Task >> Make an exact copy of the entries, taking out every picture.

(Items from an interface collection)
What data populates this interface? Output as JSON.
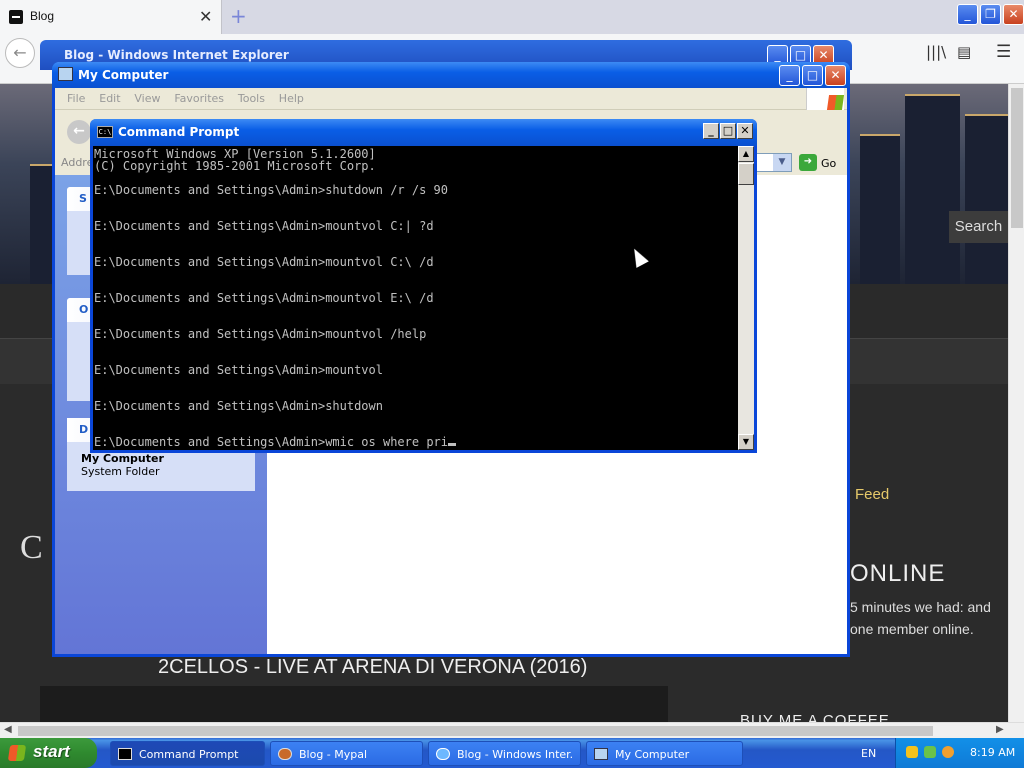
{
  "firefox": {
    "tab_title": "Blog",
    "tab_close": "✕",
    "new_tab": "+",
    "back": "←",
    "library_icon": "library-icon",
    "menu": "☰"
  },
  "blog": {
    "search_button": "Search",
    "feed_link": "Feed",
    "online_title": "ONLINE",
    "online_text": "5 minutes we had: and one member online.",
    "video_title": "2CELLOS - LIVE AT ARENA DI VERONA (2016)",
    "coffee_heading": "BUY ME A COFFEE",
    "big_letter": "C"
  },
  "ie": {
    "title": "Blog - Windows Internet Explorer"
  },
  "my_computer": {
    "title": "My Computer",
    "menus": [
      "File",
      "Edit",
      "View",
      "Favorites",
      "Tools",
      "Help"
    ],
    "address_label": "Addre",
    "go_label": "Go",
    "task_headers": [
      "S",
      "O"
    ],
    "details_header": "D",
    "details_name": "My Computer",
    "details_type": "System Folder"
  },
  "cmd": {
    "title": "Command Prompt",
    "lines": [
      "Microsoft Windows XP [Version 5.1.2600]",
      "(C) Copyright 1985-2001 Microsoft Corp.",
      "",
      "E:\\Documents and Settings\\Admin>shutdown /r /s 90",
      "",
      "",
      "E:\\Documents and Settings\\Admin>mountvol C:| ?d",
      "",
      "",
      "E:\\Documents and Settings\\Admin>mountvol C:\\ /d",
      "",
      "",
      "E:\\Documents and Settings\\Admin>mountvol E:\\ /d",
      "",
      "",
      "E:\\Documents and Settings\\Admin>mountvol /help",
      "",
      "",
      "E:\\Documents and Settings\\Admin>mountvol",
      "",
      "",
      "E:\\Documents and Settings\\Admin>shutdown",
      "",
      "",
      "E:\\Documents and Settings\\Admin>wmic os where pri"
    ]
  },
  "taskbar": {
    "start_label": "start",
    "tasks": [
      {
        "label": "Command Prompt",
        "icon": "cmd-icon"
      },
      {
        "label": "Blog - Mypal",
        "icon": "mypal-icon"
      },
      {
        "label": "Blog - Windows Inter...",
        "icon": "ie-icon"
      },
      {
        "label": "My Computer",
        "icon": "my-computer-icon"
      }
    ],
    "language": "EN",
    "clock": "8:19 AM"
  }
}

Exercise solution >>
What data populates this interface? Output as JSON.
{
  "firefox": {
    "tab_title": "Blog",
    "tab_close": "✕",
    "new_tab": "+",
    "back": "←",
    "library_icon": "library-icon",
    "menu": "☰"
  },
  "blog": {
    "search_button": "Search",
    "feed_link": "Feed",
    "online_title": "ONLINE",
    "online_text": "5 minutes we had: and one member online.",
    "video_title": "2CELLOS - LIVE AT ARENA DI VERONA (2016)",
    "coffee_heading": "BUY ME A COFFEE",
    "big_letter": "C"
  },
  "ie": {
    "title": "Blog - Windows Internet Explorer"
  },
  "my_computer": {
    "title": "My Computer",
    "menus": [
      "File",
      "Edit",
      "View",
      "Favorites",
      "Tools",
      "Help"
    ],
    "address_label": "Addre",
    "go_label": "Go",
    "task_headers": [
      "S",
      "O"
    ],
    "details_header": "D",
    "details_name": "My Computer",
    "details_type": "System Folder"
  },
  "cmd": {
    "title": "Command Prompt",
    "lines": [
      "Microsoft Windows XP [Version 5.1.2600]",
      "(C) Copyright 1985-2001 Microsoft Corp.",
      "",
      "E:\\Documents and Settings\\Admin>shutdown /r /s 90",
      "",
      "",
      "E:\\Documents and Settings\\Admin>mountvol C:| ?d",
      "",
      "",
      "E:\\Documents and Settings\\Admin>mountvol C:\\ /d",
      "",
      "",
      "E:\\Documents and Settings\\Admin>mountvol E:\\ /d",
      "",
      "",
      "E:\\Documents and Settings\\Admin>mountvol /help",
      "",
      "",
      "E:\\Documents and Settings\\Admin>mountvol",
      "",
      "",
      "E:\\Documents and Settings\\Admin>shutdown",
      "",
      "",
      "E:\\Documents and Settings\\Admin>wmic os where pri"
    ]
  },
  "taskbar": {
    "start_label": "start",
    "tasks": [
      {
        "label": "Command Prompt",
        "icon": "cmd-icon"
      },
      {
        "label": "Blog - Mypal",
        "icon": "mypal-icon"
      },
      {
        "label": "Blog - Windows Inter...",
        "icon": "ie-icon"
      },
      {
        "label": "My Computer",
        "icon": "my-computer-icon"
      }
    ],
    "language": "EN",
    "clock": "8:19 AM"
  }
}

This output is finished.